◆ PROBLEM DETAILS: Lines in the records below that contain the word "Общее" must each be copied.
*** INPUT FOR THIS TASK Section Begins ***
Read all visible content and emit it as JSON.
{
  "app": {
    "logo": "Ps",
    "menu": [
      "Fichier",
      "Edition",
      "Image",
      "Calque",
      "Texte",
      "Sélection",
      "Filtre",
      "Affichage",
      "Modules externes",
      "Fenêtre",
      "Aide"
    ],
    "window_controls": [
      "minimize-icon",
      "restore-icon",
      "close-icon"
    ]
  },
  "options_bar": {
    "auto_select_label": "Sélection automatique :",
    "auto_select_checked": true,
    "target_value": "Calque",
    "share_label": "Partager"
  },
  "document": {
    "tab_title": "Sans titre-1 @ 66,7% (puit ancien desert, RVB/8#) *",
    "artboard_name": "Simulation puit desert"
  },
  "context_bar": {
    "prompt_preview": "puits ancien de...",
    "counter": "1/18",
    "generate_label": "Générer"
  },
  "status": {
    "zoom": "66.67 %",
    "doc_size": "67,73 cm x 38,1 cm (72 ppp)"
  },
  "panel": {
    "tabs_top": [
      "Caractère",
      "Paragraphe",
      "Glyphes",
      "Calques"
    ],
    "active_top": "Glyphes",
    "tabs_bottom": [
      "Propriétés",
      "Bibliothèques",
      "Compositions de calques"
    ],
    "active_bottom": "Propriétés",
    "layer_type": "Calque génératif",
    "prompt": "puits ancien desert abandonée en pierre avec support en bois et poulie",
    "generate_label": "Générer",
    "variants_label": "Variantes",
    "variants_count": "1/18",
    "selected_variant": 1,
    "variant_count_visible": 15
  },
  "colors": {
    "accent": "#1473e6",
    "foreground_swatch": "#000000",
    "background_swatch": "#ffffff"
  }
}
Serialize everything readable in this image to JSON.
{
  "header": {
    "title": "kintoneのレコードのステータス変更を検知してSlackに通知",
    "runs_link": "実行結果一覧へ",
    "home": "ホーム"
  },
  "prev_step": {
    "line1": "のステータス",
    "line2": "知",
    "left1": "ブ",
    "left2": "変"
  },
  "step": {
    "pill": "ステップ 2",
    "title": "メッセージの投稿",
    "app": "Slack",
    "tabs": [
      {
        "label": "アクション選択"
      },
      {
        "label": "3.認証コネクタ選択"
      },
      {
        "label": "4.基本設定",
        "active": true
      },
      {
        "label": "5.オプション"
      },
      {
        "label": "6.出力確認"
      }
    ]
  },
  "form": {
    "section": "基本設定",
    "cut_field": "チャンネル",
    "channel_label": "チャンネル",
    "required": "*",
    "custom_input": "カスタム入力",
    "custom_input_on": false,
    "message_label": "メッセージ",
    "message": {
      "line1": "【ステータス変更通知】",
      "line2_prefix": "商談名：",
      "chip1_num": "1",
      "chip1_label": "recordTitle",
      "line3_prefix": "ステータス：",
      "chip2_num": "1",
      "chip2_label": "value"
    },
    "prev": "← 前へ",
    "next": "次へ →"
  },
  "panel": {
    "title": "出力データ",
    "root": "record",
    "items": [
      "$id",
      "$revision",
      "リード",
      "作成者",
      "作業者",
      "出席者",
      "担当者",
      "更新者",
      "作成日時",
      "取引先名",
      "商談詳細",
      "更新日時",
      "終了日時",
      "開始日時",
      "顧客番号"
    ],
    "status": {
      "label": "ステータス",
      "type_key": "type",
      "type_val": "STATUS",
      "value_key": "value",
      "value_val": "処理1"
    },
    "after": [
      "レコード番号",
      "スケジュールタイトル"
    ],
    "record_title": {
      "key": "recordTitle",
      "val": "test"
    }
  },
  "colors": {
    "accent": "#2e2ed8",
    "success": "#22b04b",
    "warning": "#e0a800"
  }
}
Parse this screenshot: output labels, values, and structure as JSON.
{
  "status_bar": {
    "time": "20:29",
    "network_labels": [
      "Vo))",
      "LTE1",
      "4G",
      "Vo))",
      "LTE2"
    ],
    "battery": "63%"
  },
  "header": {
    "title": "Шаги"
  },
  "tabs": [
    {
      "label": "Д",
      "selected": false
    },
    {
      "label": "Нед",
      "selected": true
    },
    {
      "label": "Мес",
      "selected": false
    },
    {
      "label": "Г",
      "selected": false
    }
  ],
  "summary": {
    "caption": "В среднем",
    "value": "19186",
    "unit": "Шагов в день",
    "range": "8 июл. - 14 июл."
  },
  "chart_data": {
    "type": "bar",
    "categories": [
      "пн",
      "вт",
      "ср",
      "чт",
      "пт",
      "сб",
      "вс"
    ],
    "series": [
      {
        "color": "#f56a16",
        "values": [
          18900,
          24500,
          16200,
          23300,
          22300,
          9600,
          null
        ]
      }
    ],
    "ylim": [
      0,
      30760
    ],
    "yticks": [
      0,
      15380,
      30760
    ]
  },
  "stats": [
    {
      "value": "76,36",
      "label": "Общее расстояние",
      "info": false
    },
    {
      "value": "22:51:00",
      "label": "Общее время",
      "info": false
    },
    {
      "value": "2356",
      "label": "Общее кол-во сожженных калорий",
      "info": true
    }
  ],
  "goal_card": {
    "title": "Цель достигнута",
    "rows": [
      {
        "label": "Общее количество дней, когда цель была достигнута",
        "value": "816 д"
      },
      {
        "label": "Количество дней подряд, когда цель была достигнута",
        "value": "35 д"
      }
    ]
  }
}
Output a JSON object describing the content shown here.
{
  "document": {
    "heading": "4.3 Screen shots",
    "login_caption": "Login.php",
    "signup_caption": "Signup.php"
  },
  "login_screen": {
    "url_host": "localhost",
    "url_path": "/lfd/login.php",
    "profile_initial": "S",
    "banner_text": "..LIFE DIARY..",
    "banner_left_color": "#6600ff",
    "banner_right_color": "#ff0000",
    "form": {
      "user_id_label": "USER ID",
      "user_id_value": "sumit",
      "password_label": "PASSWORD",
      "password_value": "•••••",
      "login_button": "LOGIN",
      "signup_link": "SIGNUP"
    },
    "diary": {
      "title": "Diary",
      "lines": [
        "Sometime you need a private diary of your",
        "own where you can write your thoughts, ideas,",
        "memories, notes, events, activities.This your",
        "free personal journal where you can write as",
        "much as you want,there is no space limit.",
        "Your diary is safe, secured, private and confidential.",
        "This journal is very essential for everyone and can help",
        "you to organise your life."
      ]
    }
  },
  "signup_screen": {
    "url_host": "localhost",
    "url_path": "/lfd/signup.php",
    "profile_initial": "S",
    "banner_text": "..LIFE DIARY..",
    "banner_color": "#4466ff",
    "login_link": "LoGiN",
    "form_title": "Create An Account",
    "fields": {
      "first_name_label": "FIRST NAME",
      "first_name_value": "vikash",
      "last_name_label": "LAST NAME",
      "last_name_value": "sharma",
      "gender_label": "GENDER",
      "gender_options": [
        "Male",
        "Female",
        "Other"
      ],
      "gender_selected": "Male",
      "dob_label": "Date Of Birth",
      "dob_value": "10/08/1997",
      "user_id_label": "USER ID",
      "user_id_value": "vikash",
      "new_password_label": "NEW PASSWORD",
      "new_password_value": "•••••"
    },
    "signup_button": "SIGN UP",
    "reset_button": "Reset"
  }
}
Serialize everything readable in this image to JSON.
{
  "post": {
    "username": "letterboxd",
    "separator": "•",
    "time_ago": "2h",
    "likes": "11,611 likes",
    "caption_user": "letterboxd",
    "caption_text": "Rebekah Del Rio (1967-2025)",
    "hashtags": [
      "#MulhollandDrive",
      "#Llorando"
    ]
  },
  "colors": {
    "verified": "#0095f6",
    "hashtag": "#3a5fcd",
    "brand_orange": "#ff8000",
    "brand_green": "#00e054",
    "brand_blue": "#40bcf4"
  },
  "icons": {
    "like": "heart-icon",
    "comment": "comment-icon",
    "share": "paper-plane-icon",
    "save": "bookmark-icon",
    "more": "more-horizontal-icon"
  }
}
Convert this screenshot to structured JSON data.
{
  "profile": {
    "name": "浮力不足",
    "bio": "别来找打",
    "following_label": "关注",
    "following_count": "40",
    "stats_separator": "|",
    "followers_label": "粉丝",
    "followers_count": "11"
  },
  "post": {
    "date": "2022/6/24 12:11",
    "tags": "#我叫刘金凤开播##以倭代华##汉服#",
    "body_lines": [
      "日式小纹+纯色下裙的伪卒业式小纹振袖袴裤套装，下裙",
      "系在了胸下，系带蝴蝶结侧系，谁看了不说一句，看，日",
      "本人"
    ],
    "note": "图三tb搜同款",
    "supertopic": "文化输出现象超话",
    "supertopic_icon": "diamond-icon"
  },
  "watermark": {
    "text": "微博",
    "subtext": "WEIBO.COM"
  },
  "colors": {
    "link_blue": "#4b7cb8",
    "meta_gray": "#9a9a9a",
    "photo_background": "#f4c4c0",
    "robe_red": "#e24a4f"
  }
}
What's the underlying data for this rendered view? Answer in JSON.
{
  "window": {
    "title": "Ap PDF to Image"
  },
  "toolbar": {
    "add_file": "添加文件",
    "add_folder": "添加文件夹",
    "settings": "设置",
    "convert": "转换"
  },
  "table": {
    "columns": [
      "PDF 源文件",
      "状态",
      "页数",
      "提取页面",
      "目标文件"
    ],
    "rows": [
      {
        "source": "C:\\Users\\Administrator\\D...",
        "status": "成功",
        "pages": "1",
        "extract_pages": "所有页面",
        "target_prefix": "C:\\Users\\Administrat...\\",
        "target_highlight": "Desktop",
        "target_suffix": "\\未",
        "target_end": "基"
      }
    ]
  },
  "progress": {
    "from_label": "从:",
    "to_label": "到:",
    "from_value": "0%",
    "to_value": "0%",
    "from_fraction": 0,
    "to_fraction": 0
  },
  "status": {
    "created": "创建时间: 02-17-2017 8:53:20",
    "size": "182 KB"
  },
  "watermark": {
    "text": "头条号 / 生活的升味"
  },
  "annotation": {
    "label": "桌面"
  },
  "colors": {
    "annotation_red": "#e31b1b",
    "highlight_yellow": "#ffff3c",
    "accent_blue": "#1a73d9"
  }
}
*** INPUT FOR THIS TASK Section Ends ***
◆ ANSWER:
      "label": "Общее расстояние",
      "label": "Общее время",
      "label": "Общее кол-во сожженных калорий",
        "label": "Общее количество дней, когда цель была достигнута",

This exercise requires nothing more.